#### [About this task]
Where the records below have a line with "JSON", that line is to be copied.

#### [Working data]
==*==
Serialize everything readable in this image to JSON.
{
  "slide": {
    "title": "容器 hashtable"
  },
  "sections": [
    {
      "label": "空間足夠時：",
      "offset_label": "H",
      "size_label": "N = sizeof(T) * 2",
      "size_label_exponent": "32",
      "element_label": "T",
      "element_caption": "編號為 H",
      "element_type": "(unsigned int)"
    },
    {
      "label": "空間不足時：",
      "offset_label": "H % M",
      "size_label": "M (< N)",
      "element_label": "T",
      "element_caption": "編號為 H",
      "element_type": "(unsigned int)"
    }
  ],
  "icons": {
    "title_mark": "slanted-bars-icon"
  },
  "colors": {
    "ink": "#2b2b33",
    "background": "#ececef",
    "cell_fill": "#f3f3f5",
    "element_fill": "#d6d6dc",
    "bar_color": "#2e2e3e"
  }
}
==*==
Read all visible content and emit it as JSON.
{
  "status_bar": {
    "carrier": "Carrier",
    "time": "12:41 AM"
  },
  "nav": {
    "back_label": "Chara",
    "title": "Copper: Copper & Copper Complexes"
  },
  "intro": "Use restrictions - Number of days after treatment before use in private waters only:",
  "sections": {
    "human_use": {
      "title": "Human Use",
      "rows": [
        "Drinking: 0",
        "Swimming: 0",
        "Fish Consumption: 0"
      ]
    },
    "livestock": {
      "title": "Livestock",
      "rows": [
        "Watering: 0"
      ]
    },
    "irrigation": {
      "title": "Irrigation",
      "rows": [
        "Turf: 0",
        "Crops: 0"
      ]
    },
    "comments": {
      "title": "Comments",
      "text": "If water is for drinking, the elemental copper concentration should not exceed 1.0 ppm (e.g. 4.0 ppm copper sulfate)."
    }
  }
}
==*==
#### [Task result]
Serialize everything readable in this image to JSON.
Read all visible content and emit it as JSON.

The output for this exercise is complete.